The irony is most hospitals are “nonprofit,” a status that makes them tax exempt. Many (but not all) do enough charity work to justify tax benefits, yet it’s clear nonprofit hospitals are very profitable. They funnel much of the profits into cushy salaries, shiny equipment, new buildings, and, of course, lobbying. In 2018, hospitals and nursing homes spent over $100 million on lobbying activities. And they spent about $30 million on campaign contributions. Health industries have also been funneling hefty sums into dark money groups. But their political power isn’t just the result of lobbying or electioneering. Hospitals are often the biggest employers in states and cities across America.
A recent study by Yale School of Public Health economist Zack Cooper and colleagues takes a look at hospital politics and helps shed light on why American health care is so insanely expensive.
Cooper and his colleagues have spent years investigating whether this was true, filing Freedom of Information Act requests and crunching data. They’ve uncovered evidence that suggests it was true. They find that legislators who were on the fence and voted “yea” for the legislation were 700% more likely to see a large bump in Medicare payment rates to hospitals in their district. Between 2005 and 2010, Congress shelled out over $2 billion to 88 hospitals through the horse-trading Section 508 provision. It was a clear win for these hospitals, which spent the money on more equipment, buildings, services, and staff.
There may be no easy fix for the loneliness epidemic plaguing the nation, but helping people cope with hearing loss could be one key to tackling this complex problem. Hearing loss affects 1 of every 5 people and is strongly linked to loneliness: Every decibel drop in perception in people under 70 increases the odds of becoming severely lonely by 7%, one Dutch study showed.
As hearing declines, loneliness can intensify — and set off a cascade of detrimental health effects. Now considered as hazardous as smoking 15 cigarettes a day, loneliness vastly raises the risks of depression, dementia and early death.
Yet the vast majority of people who suffer from hearing loss don’t know they have a problem — or don’t want to know. The changes happen gradually, and often earlier than expected.
That’s the kind of astonishing illumination you’ll find in The Trojan War Museum, Ayşe Papatya Bucak’s debut story collection. These are stories that reflect the author’s Turkish heritage and a curiosity about our human search for meaning as profound as it is lyrical. The stories are music. They beguile and illuminate with narratives about yearning and desire, circumstance and courage, resilience and discovery. Reading them, while the reading lasts, replaces seeing.

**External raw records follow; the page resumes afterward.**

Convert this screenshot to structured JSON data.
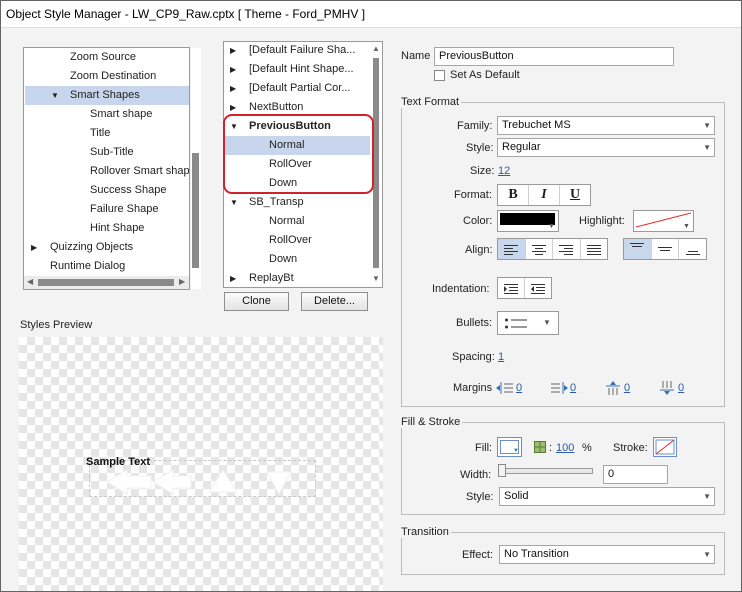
{
  "window": {
    "title": "Object Style Manager - LW_CP9_Raw.cptx [ Theme - Ford_PMHV ]"
  },
  "left_tree": {
    "items": [
      {
        "label": "Zoom Source",
        "level": 1,
        "selected": false
      },
      {
        "label": "Zoom Destination",
        "level": 1,
        "selected": false
      },
      {
        "label": "Smart Shapes",
        "level": 1,
        "expanded": true,
        "selected": true
      },
      {
        "label": "Smart shape",
        "level": 2,
        "selected": false
      },
      {
        "label": "Title",
        "level": 2,
        "selected": false
      },
      {
        "label": "Sub-Title",
        "level": 2,
        "selected": false
      },
      {
        "label": "Rollover Smart shap",
        "level": 2,
        "selected": false
      },
      {
        "label": "Success Shape",
        "level": 2,
        "selected": false
      },
      {
        "label": "Failure Shape",
        "level": 2,
        "selected": false
      },
      {
        "label": "Hint Shape",
        "level": 2,
        "selected": false
      },
      {
        "label": "Quizzing Objects",
        "level": 0,
        "collapsed": true,
        "selected": false
      },
      {
        "label": "Runtime Dialog",
        "level": 0,
        "selected": false
      }
    ]
  },
  "mid_tree": {
    "items": [
      {
        "label": "[Default Failure Sha...",
        "collapsed": true
      },
      {
        "label": "[Default Hint Shape...",
        "collapsed": true
      },
      {
        "label": "[Default Partial Cor...",
        "collapsed": true
      },
      {
        "label": "NextButton",
        "collapsed": true
      },
      {
        "label": "PreviousButton",
        "expanded": true,
        "bold": true
      },
      {
        "label": "Normal",
        "child": true,
        "selected": true
      },
      {
        "label": "RollOver",
        "child": true
      },
      {
        "label": "Down",
        "child": true
      },
      {
        "label": "SB_Transp",
        "expanded": true
      },
      {
        "label": "Normal",
        "child": true
      },
      {
        "label": "RollOver",
        "child": true
      },
      {
        "label": "Down",
        "child": true
      },
      {
        "label": "ReplayBt",
        "collapsed": true
      }
    ]
  },
  "buttons": {
    "clone": "Clone",
    "delete": "Delete..."
  },
  "preview": {
    "heading": "Styles Preview",
    "sample_text": "Sample Text"
  },
  "name_section": {
    "label": "Name",
    "value": "PreviousButton",
    "default_label": "Set As Default",
    "default_checked": false
  },
  "text_format": {
    "heading": "Text Format",
    "family_label": "Family:",
    "family_value": "Trebuchet MS",
    "style_label": "Style:",
    "style_value": "Regular",
    "size_label": "Size:",
    "size_value": "12",
    "format_label": "Format:",
    "format_buttons": [
      "B",
      "I",
      "U"
    ],
    "color_label": "Color:",
    "color_value": "#000000",
    "highlight_label": "Highlight:",
    "align_label": "Align:",
    "indent_label": "Indentation:",
    "bullets_label": "Bullets:",
    "spacing_label": "Spacing:",
    "spacing_value": "1",
    "margins_label": "Margins",
    "margin_values": [
      "0",
      "0",
      "0",
      "0"
    ]
  },
  "fill_stroke": {
    "heading": "Fill & Stroke",
    "fill_label": "Fill:",
    "opacity_value": "100",
    "opacity_unit": "%",
    "stroke_label": "Stroke:",
    "width_label": "Width:",
    "width_value": "0",
    "style_label": "Style:",
    "style_value": "Solid"
  },
  "transition": {
    "heading": "Transition",
    "effect_label": "Effect:",
    "effect_value": "No Transition"
  },
  "colors": {
    "selection": "#c7d6ec",
    "highlight_box": "#d0222a",
    "link": "#2a5aa8"
  }
}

I found myself lingering as I read — Bucak’s prose has a sort of musical cadence to it; these are fables about enchantment, myth and actual history. Her subjects — schoolgirls stuck in the debris of a disaster, an art collector’s exotic oeuvre, a Trojan War Museum imagined and re-imagined by Zeus and his fellow deities, a widow’s chess match with her dead husband’s ghost — occupy a dreamscape of surprising encounters, art history, and Turkish culture. Each story is a vignette that has at its core a re-weaving of human relationships.
PBHWB of 40–42.5 °C was associated with both improved self-rated sleep quality and SE, and when scheduled 1–2 h before bedtime for little as 10 min significant shortening of SOL. These findings are consistent with the mechanism of PBHWB effects being the extent of core body temperature decline achieved by increased blood perfusion to the palms and soles that augments the distal-to-proximal skin temperature gradient to enhance body heat dissipation.
In their research review, Haghayegh and his colleagues examined results from 17 studies that met criteria for their analysis, i.e. studies that looked at using warm water exposures of various types to aid sleep onset and quality. Some involved body baths, some involved footbaths and one involved a shower. Thirteen of the studies had the full amount of data needed for a quantitative review.
Based on scientists’ review of these studies, a bath or shower of about 104 degrees Fahrenheit before bedtime that lasted for as little as 10 minutes was significantly associated with improved sleep quality, and increased the overall amount of time slept. In at least a couple of studies, taking a bath one or two hours before bedtime decreased the average amount of time it took the study participants to fall asleep — by about nine minutes.
In 2018 Kaiser Health News and NPR teamed up to create “Bill of the Month,” a crowdsourced investigative series in which we dissect and explain medical bills you send us. We have received nearly 2,000 submissions of outrageous and confusing medical bills from across the country.
Each month we select one bill to thoroughly investigate, often resulting in the bill being resolved soon after the story is published. But what about the large number of Americans who receive surprise medical bills that reporters can’t examine?